WHAT IS REQUIRED -
Copy every line from the records that holds the word "name".

═══ DATASET CONTENT

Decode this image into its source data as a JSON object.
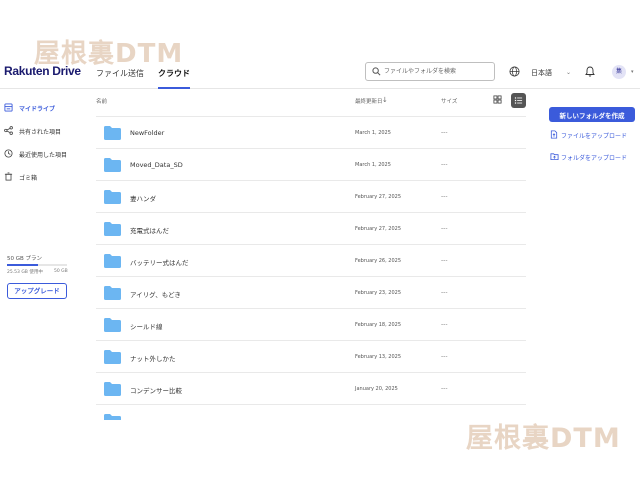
{
  "watermark": {
    "text": "屋根裏DTM"
  },
  "header": {
    "logo": "Rakuten Drive",
    "tabs": [
      {
        "label": "ファイル送信"
      },
      {
        "label": "クラウド"
      }
    ],
    "search_placeholder": "ファイルやフォルダを検索",
    "language": "日本語",
    "avatar_initial": "集"
  },
  "sidebar": {
    "items": [
      {
        "label": "マイドライブ",
        "icon": "my-drive-icon"
      },
      {
        "label": "共有された項目",
        "icon": "share-icon"
      },
      {
        "label": "最近使用した項目",
        "icon": "clock-icon"
      },
      {
        "label": "ゴミ箱",
        "icon": "trash-icon"
      }
    ],
    "storage": {
      "plan": "50 GB プラン",
      "used": "25.53 GB 使用中",
      "total": "50 GB",
      "used_fraction": 0.51
    },
    "upgrade_label": "アップグレード"
  },
  "table": {
    "columns": {
      "name": "名前",
      "date": "最終更新日",
      "size": "サイズ"
    },
    "rows": [
      {
        "name": "NewFolder",
        "date": "March 1, 2025",
        "size": "---"
      },
      {
        "name": "Moved_Data_SD",
        "date": "March 1, 2025",
        "size": "---"
      },
      {
        "name": "妻ハンダ",
        "date": "February 27, 2025",
        "size": "---"
      },
      {
        "name": "充電式はんだ",
        "date": "February 27, 2025",
        "size": "---"
      },
      {
        "name": "バッテリー式はんだ",
        "date": "February 26, 2025",
        "size": "---"
      },
      {
        "name": "アイリグ、もどき",
        "date": "February 23, 2025",
        "size": "---"
      },
      {
        "name": "シールド線",
        "date": "February 18, 2025",
        "size": "---"
      },
      {
        "name": "ナット外しかた",
        "date": "February 13, 2025",
        "size": "---"
      },
      {
        "name": "コンデンサー比較",
        "date": "January 20, 2025",
        "size": "---"
      }
    ]
  },
  "actions": {
    "new_folder": "新しいフォルダを作成",
    "upload_file": "ファイルをアップロード",
    "upload_folder": "フォルダをアップロード"
  },
  "colors": {
    "accent": "#3b5bdb",
    "folder": "#6cb6f2",
    "watermark": "#e8d5c4"
  }
}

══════

SOLUTION TO THIS TASK -
      "name": "名前",
        "name": "NewFolder",
        "name": "Moved_Data_SD",
        "name": "妻ハンダ",
        "name": "充電式はんだ",
        "name": "バッテリー式はんだ",
        "name": "アイリグ、もどき",
        "name": "シールド線",
        "name": "ナット外しかた",
        "name": "コンデンサー比較",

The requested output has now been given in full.